- Exercise: The records below are to be copied exactly, with their pictures left out.

───── Data records ─────

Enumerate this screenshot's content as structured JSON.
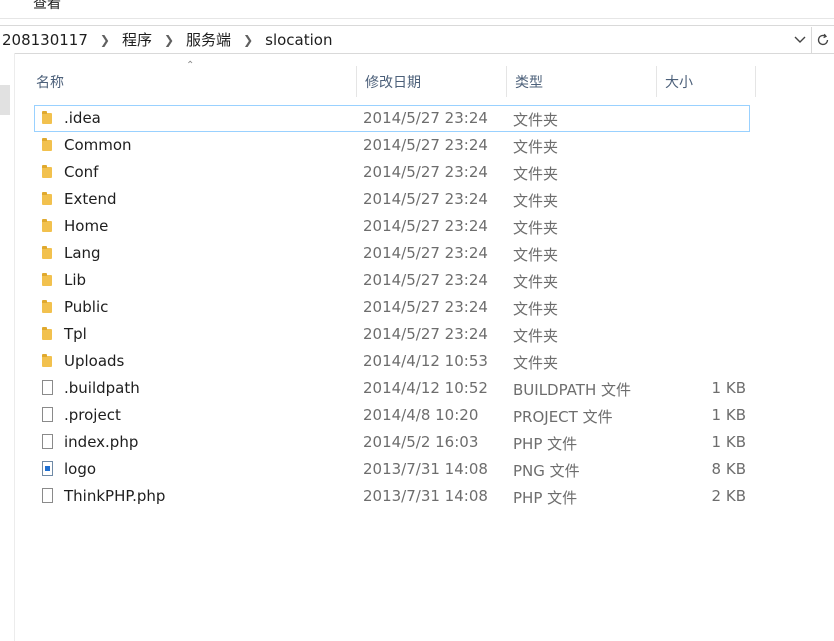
{
  "menu": {
    "view_label": "查看"
  },
  "breadcrumb": {
    "items": [
      "208130117",
      "程序",
      "服务端",
      "slocation"
    ]
  },
  "columns": {
    "name": "名称",
    "date": "修改日期",
    "type": "类型",
    "size": "大小"
  },
  "files": [
    {
      "name": ".idea",
      "date": "2014/5/27 23:24",
      "type": "文件夹",
      "size": "",
      "icon": "folder-icon",
      "focused": true
    },
    {
      "name": "Common",
      "date": "2014/5/27 23:24",
      "type": "文件夹",
      "size": "",
      "icon": "folder-icon"
    },
    {
      "name": "Conf",
      "date": "2014/5/27 23:24",
      "type": "文件夹",
      "size": "",
      "icon": "folder-icon"
    },
    {
      "name": "Extend",
      "date": "2014/5/27 23:24",
      "type": "文件夹",
      "size": "",
      "icon": "folder-icon"
    },
    {
      "name": "Home",
      "date": "2014/5/27 23:24",
      "type": "文件夹",
      "size": "",
      "icon": "folder-icon"
    },
    {
      "name": "Lang",
      "date": "2014/5/27 23:24",
      "type": "文件夹",
      "size": "",
      "icon": "folder-icon"
    },
    {
      "name": "Lib",
      "date": "2014/5/27 23:24",
      "type": "文件夹",
      "size": "",
      "icon": "folder-icon"
    },
    {
      "name": "Public",
      "date": "2014/5/27 23:24",
      "type": "文件夹",
      "size": "",
      "icon": "folder-icon"
    },
    {
      "name": "Tpl",
      "date": "2014/5/27 23:24",
      "type": "文件夹",
      "size": "",
      "icon": "folder-icon"
    },
    {
      "name": "Uploads",
      "date": "2014/4/12 10:53",
      "type": "文件夹",
      "size": "",
      "icon": "folder-icon"
    },
    {
      "name": ".buildpath",
      "date": "2014/4/12 10:52",
      "type": "BUILDPATH 文件",
      "size": "1 KB",
      "icon": "file-icon"
    },
    {
      "name": ".project",
      "date": "2014/4/8 10:20",
      "type": "PROJECT 文件",
      "size": "1 KB",
      "icon": "file-icon"
    },
    {
      "name": "index.php",
      "date": "2014/5/2 16:03",
      "type": "PHP 文件",
      "size": "1 KB",
      "icon": "file-icon"
    },
    {
      "name": "logo",
      "date": "2013/7/31 14:08",
      "type": "PNG 文件",
      "size": "8 KB",
      "icon": "image-icon"
    },
    {
      "name": "ThinkPHP.php",
      "date": "2013/7/31 14:08",
      "type": "PHP 文件",
      "size": "2 KB",
      "icon": "file-icon"
    }
  ],
  "colors": {
    "header_text": "#4c607a",
    "focus_outline": "#99d1ff",
    "folder": "#f2c14e"
  }
}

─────

- Output of the task:
Enumerate this screenshot's content as structured JSON.
{
  "menu": {
    "view_label": "查看"
  },
  "breadcrumb": {
    "items": [
      "208130117",
      "程序",
      "服务端",
      "slocation"
    ]
  },
  "columns": {
    "name": "名称",
    "date": "修改日期",
    "type": "类型",
    "size": "大小"
  },
  "files": [
    {
      "name": ".idea",
      "date": "2014/5/27 23:24",
      "type": "文件夹",
      "size": "",
      "icon": "folder-icon",
      "focused": true
    },
    {
      "name": "Common",
      "date": "2014/5/27 23:24",
      "type": "文件夹",
      "size": "",
      "icon": "folder-icon"
    },
    {
      "name": "Conf",
      "date": "2014/5/27 23:24",
      "type": "文件夹",
      "size": "",
      "icon": "folder-icon"
    },
    {
      "name": "Extend",
      "date": "2014/5/27 23:24",
      "type": "文件夹",
      "size": "",
      "icon": "folder-icon"
    },
    {
      "name": "Home",
      "date": "2014/5/27 23:24",
      "type": "文件夹",
      "size": "",
      "icon": "folder-icon"
    },
    {
      "name": "Lang",
      "date": "2014/5/27 23:24",
      "type": "文件夹",
      "size": "",
      "icon": "folder-icon"
    },
    {
      "name": "Lib",
      "date": "2014/5/27 23:24",
      "type": "文件夹",
      "size": "",
      "icon": "folder-icon"
    },
    {
      "name": "Public",
      "date": "2014/5/27 23:24",
      "type": "文件夹",
      "size": "",
      "icon": "folder-icon"
    },
    {
      "name": "Tpl",
      "date": "2014/5/27 23:24",
      "type": "文件夹",
      "size": "",
      "icon": "folder-icon"
    },
    {
      "name": "Uploads",
      "date": "2014/4/12 10:53",
      "type": "文件夹",
      "size": "",
      "icon": "folder-icon"
    },
    {
      "name": ".buildpath",
      "date": "2014/4/12 10:52",
      "type": "BUILDPATH 文件",
      "size": "1 KB",
      "icon": "file-icon"
    },
    {
      "name": ".project",
      "date": "2014/4/8 10:20",
      "type": "PROJECT 文件",
      "size": "1 KB",
      "icon": "file-icon"
    },
    {
      "name": "index.php",
      "date": "2014/5/2 16:03",
      "type": "PHP 文件",
      "size": "1 KB",
      "icon": "file-icon"
    },
    {
      "name": "logo",
      "date": "2013/7/31 14:08",
      "type": "PNG 文件",
      "size": "8 KB",
      "icon": "image-icon"
    },
    {
      "name": "ThinkPHP.php",
      "date": "2013/7/31 14:08",
      "type": "PHP 文件",
      "size": "2 KB",
      "icon": "file-icon"
    }
  ],
  "colors": {
    "header_text": "#4c607a",
    "focus_outline": "#99d1ff",
    "folder": "#f2c14e"
  }
}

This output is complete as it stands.